How many times have we read that a shooter had shown violent behavior in the past? How many have revealed their rage and hatred on social media? The shooter of Gabby Giffords had frightened his college classmates. None spoke to police about his potential access to guns. The Santa Barbara shooter openly showed his hatred of women who rejected him. His parents even called the police to check up on him. If the responding officers had taken a few more steps into his apartment, they would have found his arsenal. It is time to end the silence. Speaking up will save lives.
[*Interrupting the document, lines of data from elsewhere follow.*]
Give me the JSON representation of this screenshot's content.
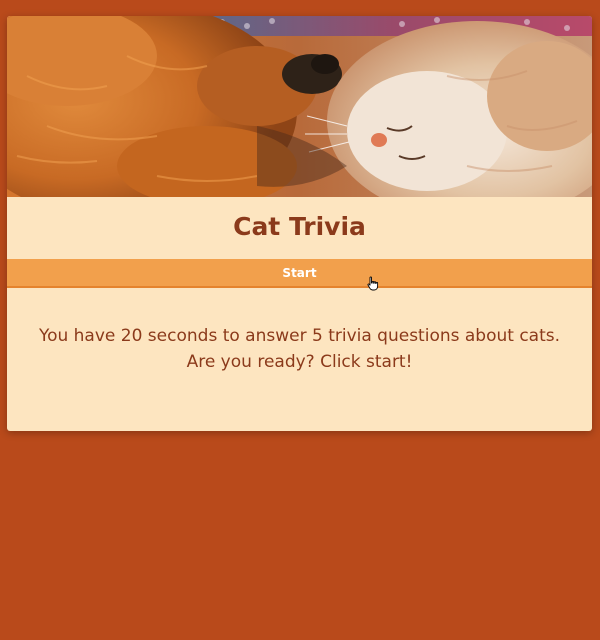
{
  "card": {
    "hero_alt": "two cats sleeping",
    "title": "Cat Trivia",
    "start_label": "Start",
    "description": "You have 20 seconds to answer 5 trivia questions about cats. Are you ready? Click start!"
  },
  "colors": {
    "page_background": "#b94a1b",
    "card_background": "#fde5c0",
    "title_text": "#8b3a1b",
    "button_background": "#f2a04c",
    "button_text": "#ffffff"
  },
  "icons": {
    "cursor": "hand-pointer-icon"
  }
}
On Sunday, May 22, a group of Quakers of Strawberry Creek Meeting in Berkeley celebrated Bike Month by bicycling to our meeting room. The week of May 22 to 29 was also celebrated as Bike to Worship Week by the San Francisco Bicycle Coalition.
We started at North Berkeley BART Station, pedaling a short distance along the Ohlone Greenway to where it connects to California Street. We then rode California to Channing Way, Channing to Milvia, then Milvia to Derby, where we completed our travel to 2701 Martin Luther King Jr. Way. California, Channing, and Milvia are three of Berkeley’s bicycle boulevards.
Leaving North Berkeley BART, from left: Henri Ducharme, Laura Magnani, Jay Cash, Marian Yu, Beth Rodman, Paul McCold, and Tom Yamaguchi
Arriving at Strawberry Creek Meeting, we were joined by Josh Gallup and Deborah Marks.
The following Sunday, May 29, we walked to meeting. This time we started at the downtown Berkeley BART station. Again, we walked down Milvia Street and right onto Derby. The last two blocks we walked in silence.
Leaving downtown Berkeley BART station. From left: Phyllis Malandra, Beth Rodman, Jay Cash, Paul McCold, and Charlie Lenk. On route, we were joined by Lisa Hubbell (on scooter) and Barbara Birch, who walked up from Emeryville. I took the picture with my iPhone and walked with my bicycle.
Thanks to Jay Cash for helping to organize, as well as bringing bagels, donuts, bike bags, bike stickers, maps, other printed material, and other biking and walking goodies; all given away after meeting.